From the data that follows, copy every line holding the string "sorusu".
BEGIN Material shown
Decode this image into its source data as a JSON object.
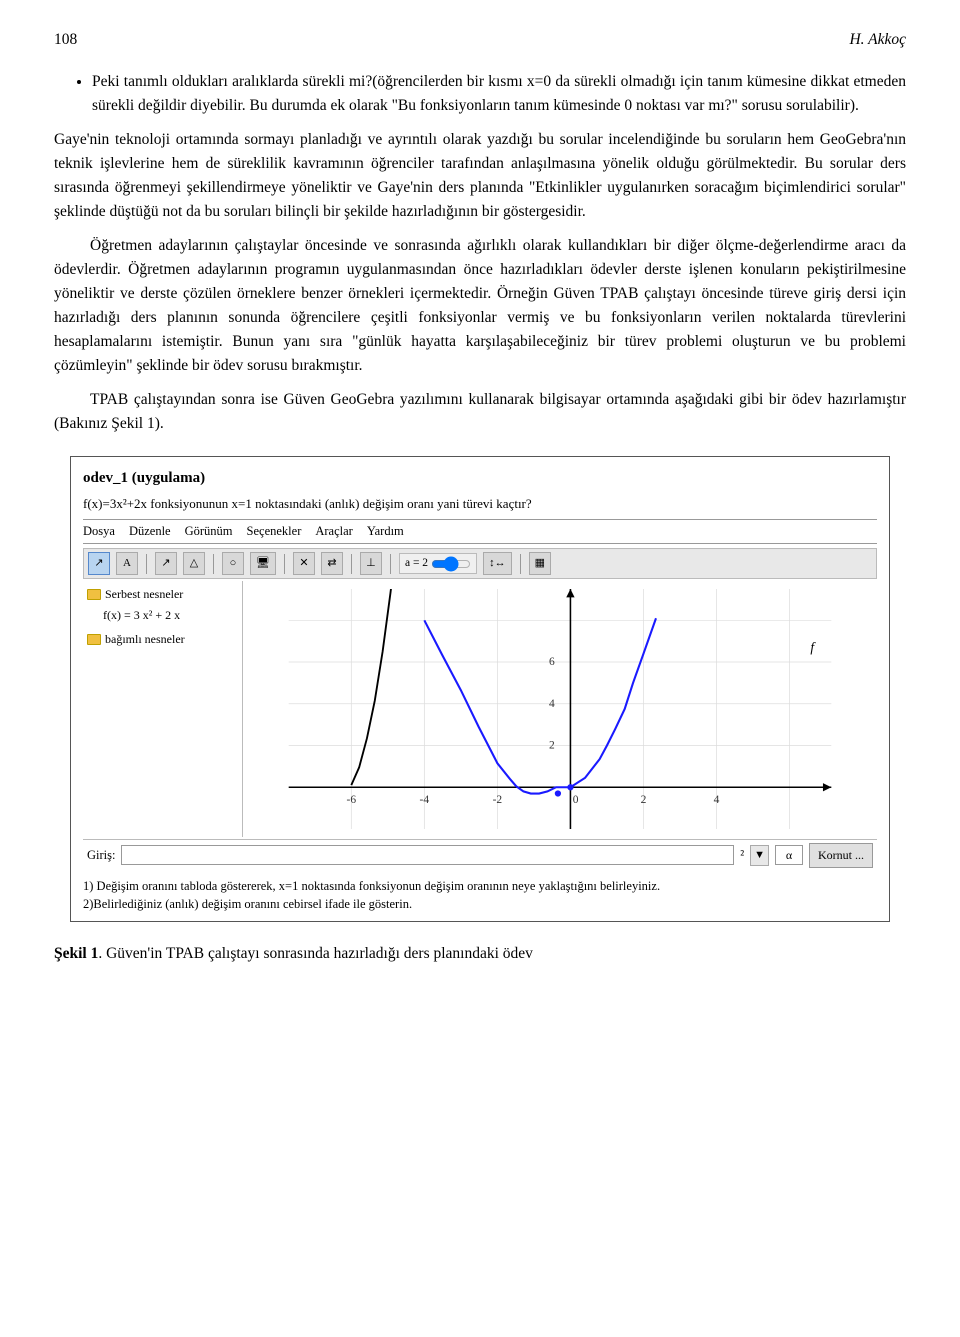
{
  "header": {
    "page_number": "108",
    "author": "H. Akkoç"
  },
  "content": {
    "bullet_item_1": "Peki tanımlı oldukları aralıklarda sürekli mi?(öğrencilerden bir kısmı x=0 da sürekli olmadığı için tanım kümesine dikkat etmeden sürekli değildir diyebilir. Bu durumda ek olarak \"Bu fonksiyonların tanım kümesinde 0 noktası var mı?\" sorusu sorulabilir).",
    "paragraph_1": "Gaye'nin teknoloji ortamında sormayı planladığı ve ayrıntılı olarak yazdığı bu sorular incelendiğinde bu soruların hem GeoGebra'nın teknik işlevlerine hem de süreklilik kavramının öğrenciler tarafından anlaşılmasına yönelik olduğu görülmektedir. Bu sorular ders sırasında öğrenmeyi şekillendirmeye yöneliktir ve Gaye'nin ders planında \"Etkinlikler uygulanırken soracağım biçimlendirici sorular\" şeklinde düştüğü not da bu soruları bilinçli bir şekilde hazırladığının bir göstergesidir.",
    "paragraph_2": "Öğretmen adaylarının çalıştaylar öncesinde ve sonrasında ağırlıklı olarak kullandıkları bir diğer ölçme-değerlendirme aracı da ödevlerdir. Öğretmen adaylarının programın uygulanmasından önce hazırladıkları ödevler derste işlenen konuların pekiştirilmesine yöneliktir ve derste çözülen örneklere benzer örnekleri içermektedir. Örneğin Güven TPAB çalıştayı öncesinde türeve giriş dersi için hazırladığı ders planının sonunda öğrencilere çeşitli fonksiyonlar vermiş ve bu fonksiyonların verilen noktalarda türevlerini hesaplamalarını istemiştir. Bunun yanı sıra \"günlük hayatta karşılaşabileceğiniz bir türev problemi oluşturun ve bu problemi çözümleyin\" şeklinde bir ödev sorusu bırakmıştır.",
    "paragraph_3": "TPAB çalıştayından sonra ise Güven GeoGebra yazılımını kullanarak bilgisayar ortamında aşağıdaki gibi bir ödev hazırlamıştır (Bakınız Şekil 1).",
    "figure": {
      "title": "odev_1 (uygulama)",
      "question": "f(x)=3x²+2x fonksiyonunun x=1 noktasındaki (anlık) değişim oranı yani türevi kaçtır?",
      "menubar": [
        "Dosya",
        "Düzenle",
        "Görünüm",
        "Seçenekler",
        "Araçlar",
        "Yardım"
      ],
      "sidebar_folders": [
        "Serbest nesneler",
        "f(x) = 3 x² + 2 x",
        "bağımlı nesneler"
      ],
      "slider_label": "a = 2",
      "input_label": "Giriş:",
      "alpha_label": "α",
      "kornut_label": "Kornut ...",
      "instruction_1": "1) Değişim oranını tabloda göstererek, x=1 noktasında fonksiyonun değişim oranının neye yaklaştığını belirleyiniz.",
      "instruction_2": "2)Belirlediğiniz (anlık) değişim oranını cebirsel ifade ile gösterin.",
      "axes": {
        "x_labels": [
          "-6",
          "-4",
          "-2",
          "0",
          "2",
          "4"
        ],
        "y_labels": [
          "2",
          "4",
          "6"
        ],
        "f_label": "f"
      }
    },
    "caption": "Şekil 1",
    "caption_text": ". Güven'in TPAB çalıştayı sonrasında hazırladığı ders planındaki ödev"
  }
}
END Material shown
● **Written solution**
    "bullet_item_1": "Peki tanımlı oldukları aralıklarda sürekli mi?(öğrencilerden bir kısmı x=0 da sürekli olmadığı için tanım kümesine dikkat etmeden sürekli değildir diyebilir. Bu durumda ek olarak \"Bu fonksiyonların tanım kümesinde 0 noktası var mı?\" sorusu sorulabilir).",
    "paragraph_2": "Öğretmen adaylarının çalıştaylar öncesinde ve sonrasında ağırlıklı olarak kullandıkları bir diğer ölçme-değerlendirme aracı da ödevlerdir. Öğretmen adaylarının programın uygulanmasından önce hazırladıkları ödevler derste işlenen konuların pekiştirilmesine yöneliktir ve derste çözülen örneklere benzer örnekleri içermektedir. Örneğin Güven TPAB çalıştayı öncesinde türeve giriş dersi için hazırladığı ders planının sonunda öğrencilere çeşitli fonksiyonlar vermiş ve bu fonksiyonların verilen noktalarda türevlerini hesaplamalarını istemiştir. Bunun yanı sıra \"günlük hayatta karşılaşabileceğiniz bir türev problemi oluşturun ve bu problemi çözümleyin\" şeklinde bir ödev sorusu bırakmıştır.",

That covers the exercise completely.